By Paul NewmanEDITOR'S NOTE: Paul Newman, one of the greatest actors of his generation and an ardent advocate for peace and progressive causes, died Friday at 83. A great friend and supporter of The Nation, Newman also was an occasional contributor to the magazine. In this piece, written in August 2000, he cast the nuclear arms race in characteristically sardonic and deeply personal terms. We will miss him.
My grandson, Pete, is simultaneously perusing the New York Times and playing chess with our next-door neighbor, who chortles and takes Pete's rook.
Pete is four and a half and is about to overtake Leonardo da Vinci, both in art and science. The neighbor is 43, an ex-intelligence officer and a spokesperson for the Pentagon's Ballistic Missile Defense Organization.

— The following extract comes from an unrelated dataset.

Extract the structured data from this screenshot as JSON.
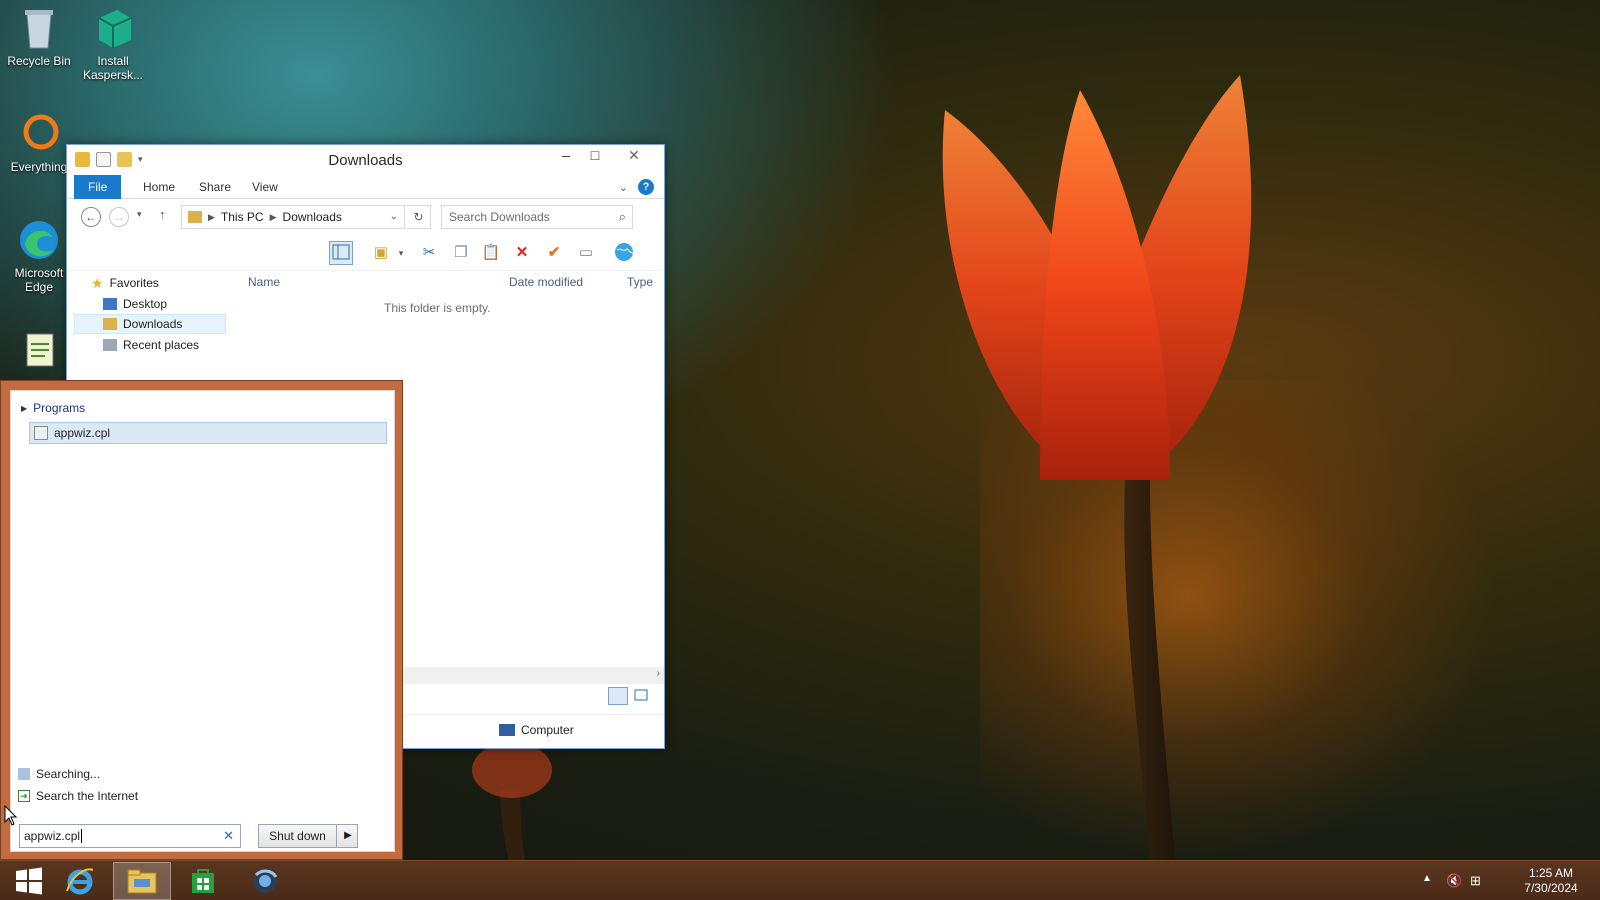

He outweighs Pete by 191 pounds but, as noted, is no match for the kid upstairs, if you get my meaning.
The big guy captures Pete's rook. "You are weak on defense, kiddo," he chortles.
Pete slithers his queen across the board. "Checkmate," says the kid. "You are weak on defense, here and at work." He points to the headline:

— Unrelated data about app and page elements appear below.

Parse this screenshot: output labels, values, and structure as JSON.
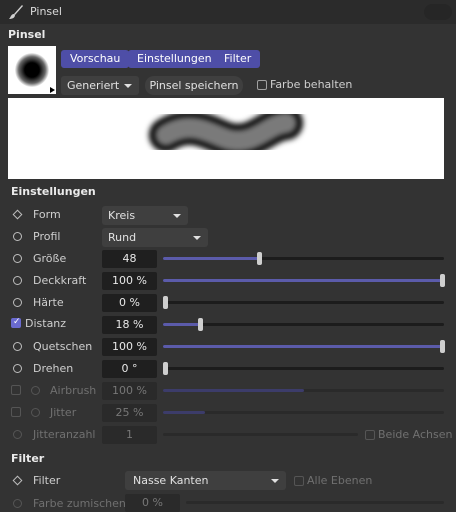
{
  "title": "Pinsel",
  "brush_section": "Pinsel",
  "tabs": [
    "Vorschau",
    "Einstellungen",
    "Filter"
  ],
  "generated": "Generiert",
  "save_button": "Pinsel speichern",
  "keep_color": "Farbe behalten",
  "settings_title": "Einstellungen",
  "rows": {
    "form": {
      "label": "Form",
      "value": "Kreis"
    },
    "profil": {
      "label": "Profil",
      "value": "Rund"
    },
    "groesse": {
      "label": "Größe",
      "value": "48",
      "level": 0.34
    },
    "deckkraft": {
      "label": "Deckkraft",
      "value": "100 %",
      "level": 1.0
    },
    "haerte": {
      "label": "Härte",
      "value": "0 %",
      "level": 0.0
    },
    "distanz": {
      "label": "Distanz",
      "value": "18 %",
      "level": 0.13
    },
    "quetschen": {
      "label": "Quetschen",
      "value": "100 %",
      "level": 1.0
    },
    "drehen": {
      "label": "Drehen",
      "value": "0 °",
      "level": 0.0
    },
    "airbrush": {
      "label": "Airbrush",
      "value": "100 %",
      "level": 0.5
    },
    "jitter": {
      "label": "Jitter",
      "value": "25 %",
      "level": 0.15
    },
    "jitteranzahl": {
      "label": "Jitteranzahl",
      "value": "1"
    }
  },
  "beide_achsen": "Beide Achsen",
  "filter_title": "Filter",
  "filter_row": {
    "label": "Filter",
    "value": "Nasse Kanten"
  },
  "alle_ebenen": "Alle Ebenen",
  "farbe_zumischen": {
    "label": "Farbe zumischen",
    "value": "0 %"
  },
  "colors": {
    "accent": "#4e4ea7",
    "slider_fill": "#5b5baa",
    "background": "#333333"
  },
  "icons": [
    "brush-icon",
    "dropdown-arrow-icon",
    "radio-icon",
    "diamond-keyframe-icon",
    "checkbox-icon"
  ]
}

Key Missile Parts Are Left Untested as Booster Fails
"His team just flunked yet another of many missile tests, Gramps. A leaky defense umbrella, if ever I saw one."
"We only flunked the first, most proven, reliable stage of the test, kiddo," says the big guy. "The most sophisticated, complicated, experimental, unsuccessful, least likely elements of the test never got a chance to fail, so how do you know they wouldn't succeed? As Defense Secretary Cohen said, 'The test was a disappointment, but it was one of those failures that was at least expected.'".............